Mike Harding was born in 1944 in Lancashire, England. His father, part of a Royal Air Force bomber crew, was killed just a few weeks before Harding's birth, an event Harding eventually memorialized in "Bomber's Moon," a rare serious outing. As an adult, he tackled a variety of jobs, finally settling on acquiring a degree in education, supporting himself with folk club performances. He also played as a member of a number of local Manchester bands, though his only recordings during the 1960s were a pair of folk tunes for the Topic label. His sense of humor came to the fore during gigs and he initially began to tell jokes during between-song pauses, eventually adopting a storytelling method as he became more adept. While he continued to maintain his folk connections, he focused on the development of a bluff Mancunian character that was expressed through an adroit mixture of broad comedy, expert storytelling that drew from his own life experience, and raucously funny songs.

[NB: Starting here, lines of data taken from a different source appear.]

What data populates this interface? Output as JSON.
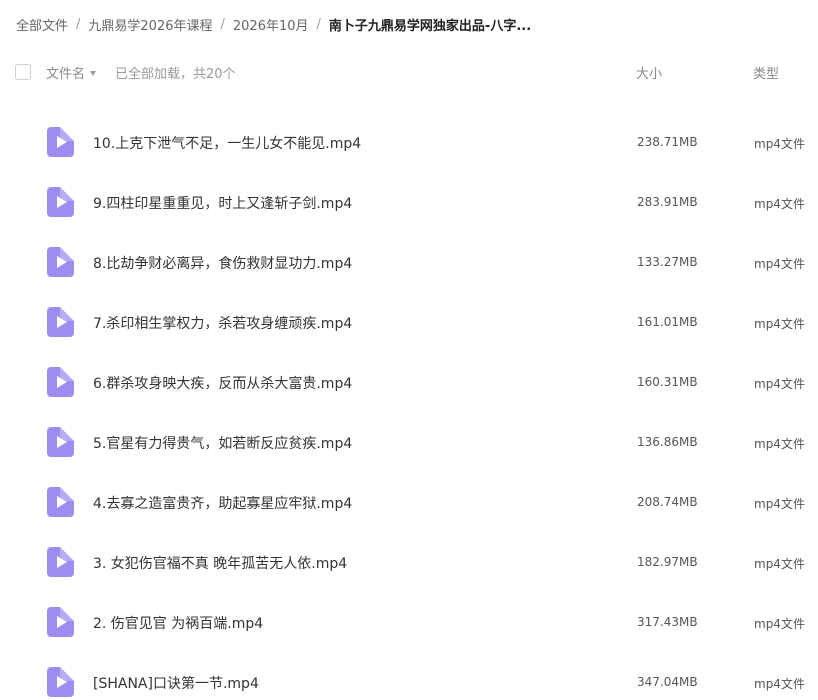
{
  "breadcrumb": {
    "items": [
      "全部文件",
      "九鼎易学2026年课程",
      "2026年10月",
      "南卜子九鼎易学网独家出品-八字..."
    ],
    "separator": "/"
  },
  "header": {
    "name_label": "文件名",
    "load_status": "已全部加载，共20个",
    "size_label": "大小",
    "type_label": "类型"
  },
  "files": [
    {
      "name": "10.上克下泄气不足，一生儿女不能见.mp4",
      "size": "238.71MB",
      "type": "mp4文件"
    },
    {
      "name": "9.四柱印星重重见，时上又逢斩子剑.mp4",
      "size": "283.91MB",
      "type": "mp4文件"
    },
    {
      "name": "8.比劫争财必离异，食伤救财显功力.mp4",
      "size": "133.27MB",
      "type": "mp4文件"
    },
    {
      "name": "7.杀印相生掌权力，杀若攻身缠顽疾.mp4",
      "size": "161.01MB",
      "type": "mp4文件"
    },
    {
      "name": "6.群杀攻身映大疾，反而从杀大富贵.mp4",
      "size": "160.31MB",
      "type": "mp4文件"
    },
    {
      "name": "5.官星有力得贵气，如若断反应贫疾.mp4",
      "size": "136.86MB",
      "type": "mp4文件"
    },
    {
      "name": "4.去寡之造富贵齐，助起寡星应牢狱.mp4",
      "size": "208.74MB",
      "type": "mp4文件"
    },
    {
      "name": "3. 女犯伤官福不真 晚年孤苦无人依.mp4",
      "size": "182.97MB",
      "type": "mp4文件"
    },
    {
      "name": "2. 伤官见官 为祸百端.mp4",
      "size": "317.43MB",
      "type": "mp4文件"
    },
    {
      "name": "[SHANA]口诀第一节.mp4",
      "size": "347.04MB",
      "type": "mp4文件"
    }
  ],
  "icons": {
    "file_icon": "video-file-icon",
    "sort": "sort-down-icon"
  },
  "colors": {
    "video_icon": "#9d8df1",
    "text_primary": "#333333",
    "text_muted": "#888888"
  }
}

He released his first album, A Lancashire Lad, in 1972. Mrs 'Ardin's Kid followed in 1974. In 1975, the single release of "The Rochdale Cowboy" shot him to more widespread public attention and put him on the same kind of touring circuit played by performers such as Billy Connolly. Harding's bluff character and cuddly appearance went over very well, as did his material, which provided something of a safe harbor for listeners who were finding the edge pushed further and further out -- Harding might be risqué at times, but it was always with a wink and not the slightest bit edgy. One Man Show arrived in 1976 to provide fans with an excellent document of a typical Harding live show, notable in part because the humor often cracks Harding up.
Old Four-Eyes Is Back (a title Elton John had once intended to use for an album, until threats from Frank Sinatra's lawyers put an end to the idea; Harding, it seems, was not as noticeable) maintained the level for 1977, while the 1978 release of Captain Paralytic and the Brown Ale Cowboys is generally seen as the high-water mark for Harding's career for some time to come, with Christmas 1914 (1977) and Bombers' Moon (1984) providing a look at a different, more serious side. Another serious album, Plutonium Alley, was released in 1986, but Harding then returned to comedy, though with a satirical bite. His original recorded output ceased in 1994, though a few reissues have been occurring of later material. Harding has also developed an extensive career as a playwright and novelist and is additionally noted for his non-fiction work on a variety of subjects, including the appearances of the Green Man in Mediaeval stonework and elsewhere. As of 2001, he hosts a weekly folk music show for BBC radio and continues to play live whenever possible. ~ Steven McDonald